`rmi`is very useful. It enables you to specify an initial estimate of the rotation measure. For example, you may know the Galactic contribution in the direction of your source. Angle appropriate to this amount is subtracted from the data before any attempt to compute the rotation measure is made. If it is substantial, it will help quite substantially to reduce ambiguity problems.imrm offers three blanking options for the output images (all of the blanking criteria are applied equally to the rotation measure and position angle images). First, you can blank the output images if any of the input error images exceeds a certain value. Second, you can blank the images if the output errors exceed a certain value, and third you can blank the images if the goodness of fit is less than a certain value. You should think about what these values should be. Remember that you are now generating a tertiary image, and that the errors compound rapidly. Unfortunately, it makes no sense to blank rotation measure and position-angle images based upon a measure of the output signal-to-noise ratio; a rotation measure or position angle of zero does not necessarily imply little signal. Probably blanking with the input position-angle errors (keyword
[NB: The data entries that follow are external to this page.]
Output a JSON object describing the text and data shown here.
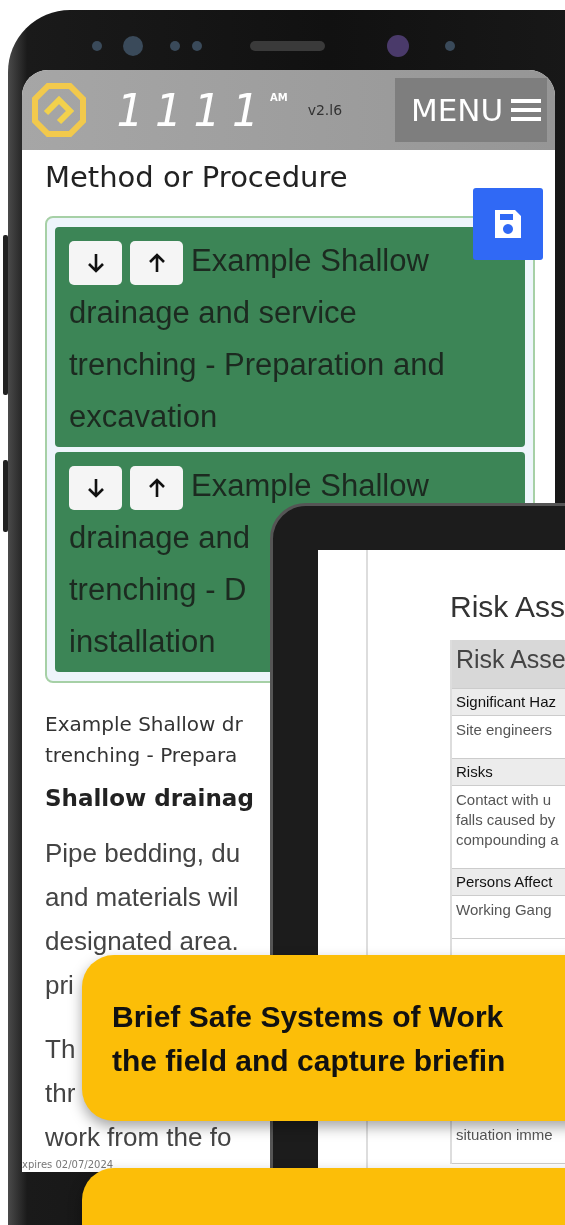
{
  "app_header": {
    "logo_digits": "1111",
    "logo_suffix": "AM",
    "version": "v2.l6",
    "menu_button": "MENU"
  },
  "page": {
    "title": "Method or Procedure",
    "steps": [
      {
        "title_lines": [
          "Example Shallow",
          "drainage and service",
          "trenching - Preparation and",
          "excavation"
        ]
      },
      {
        "title_lines": [
          "Example Shallow",
          "drainage and",
          "trenching - D",
          "installation"
        ]
      }
    ],
    "step_heading_lines": [
      "Example Shallow dr",
      "trenching - Prepara"
    ],
    "subheading": "Shallow drainag",
    "paragraphs": [
      [
        "Pipe bedding, du",
        "and materials wil",
        "designated area.",
        "pri"
      ],
      [
        "Th",
        "thr",
        "work from the fo"
      ]
    ],
    "footer": "xpires 02/07/2024"
  },
  "tablet": {
    "title": "Risk Ass",
    "rows": [
      {
        "kind": "header",
        "lines": [
          "Risk Asse"
        ]
      },
      {
        "kind": "label",
        "lines": [
          "Significant Haz"
        ]
      },
      {
        "kind": "value",
        "lines": [
          "Site engineers"
        ]
      },
      {
        "kind": "label",
        "lines": [
          "Risks"
        ]
      },
      {
        "kind": "value",
        "lines": [
          "Contact with u",
          "falls caused by",
          "compounding a"
        ]
      },
      {
        "kind": "label",
        "lines": [
          "Persons Affect"
        ]
      },
      {
        "kind": "value",
        "lines": [
          "Working Gang"
        ]
      },
      {
        "kind": "gap"
      },
      {
        "kind": "value",
        "lines": [
          "situation imme"
        ]
      }
    ]
  },
  "callouts": [
    {
      "lines": [
        "Brief Safe Systems of Work",
        "the field and capture briefin"
      ]
    }
  ]
}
`errcut`) is the best way to blank the output.You can only compute the goodness of fit if you have position angle images at more than two frequencies,

*and*if you input their error images. If it cannot be computed, the goodness of fit is assumed to be unity so that if you have more than 2 frequencies, but do not input the error images, the output errors are computed with this assumption (that is, you cannot get independent estimates of the the output errors and the goodness of fit).If the goodness of fit is above about 0.1, then the fit is believable. If it is as low as 0.001, the fit may be believable if you have non-normally distributed errors in the position angle images. If it is below 0.001, the fit should probably be rejected; this is the default value for the keyword

`qcut`. Note that the distribution of the noise in the position angle images is indeed non-normal at low signal-to-noise ratios. Below they are seriously non-normal (but pixels such as these should already have been blanked in impol). Above , the noise is approximated by a normal distribution. The grey area is between 2- and 5-sigma.If you set the keyword

`device`, then imrm will draw some plots showing the fits to the data. The plots show the data that the least squares fit was done on (i.e. with turns removed as needed), but with the initial estimate`rmi`added back in. Set`options=accumulate`to put all the plots on one panel, else use`nxy`to specify the number of sub-plots per page, with each sub-plot containing the data fit for one spatial pixel.**IMRM**in=pa.f1,pa.f2,pa.f3,pa.f4 Input p.a. images at different frequencies inerr=epa.f1,epa.f2,epa.f3,epa.f4 Error images associated with the p.a. images rmi=35 A priori estimate of RM rm=rm Output RM image pa0=pa0 Output position-angle image qcut=# Blank if goodness of fit below this value errcut=# Blank if any input errors greater than this rmcut=# Blank if *RM*error greater than thispacut=# Blank if position angle error greater than this device=/xs Draw plots please nxy=10,10 100 subplots per page

2016-06-21